======== Available data ========

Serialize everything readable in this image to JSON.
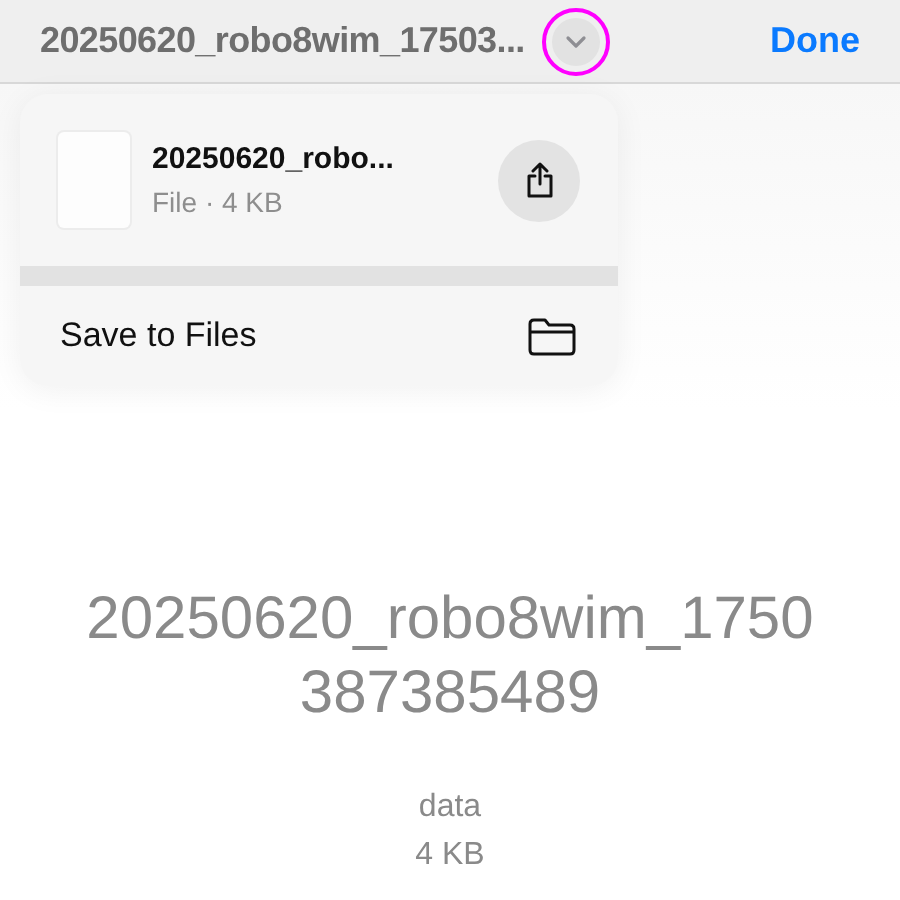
{
  "header": {
    "title": "20250620_robo8wim_17503...",
    "menu_button": {
      "highlighted": true
    },
    "done": "Done"
  },
  "menu": {
    "file": {
      "name": "20250620_robo...",
      "details": "File · 4 KB"
    },
    "actions": [
      {
        "label": "Save to Files"
      }
    ]
  },
  "preview": {
    "name": "20250620_robo8wim_1750387385489",
    "type": "data",
    "size": "4 KB"
  }
}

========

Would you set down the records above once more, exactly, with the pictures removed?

Serialize everything readable in this image to JSON.
{
  "header": {
    "title": "20250620_robo8wim_17503...",
    "menu_button": {
      "highlighted": true
    },
    "done": "Done"
  },
  "menu": {
    "file": {
      "name": "20250620_robo...",
      "details": "File · 4 KB"
    },
    "actions": [
      {
        "label": "Save to Files"
      }
    ]
  },
  "preview": {
    "name": "20250620_robo8wim_1750387385489",
    "type": "data",
    "size": "4 KB"
  }
}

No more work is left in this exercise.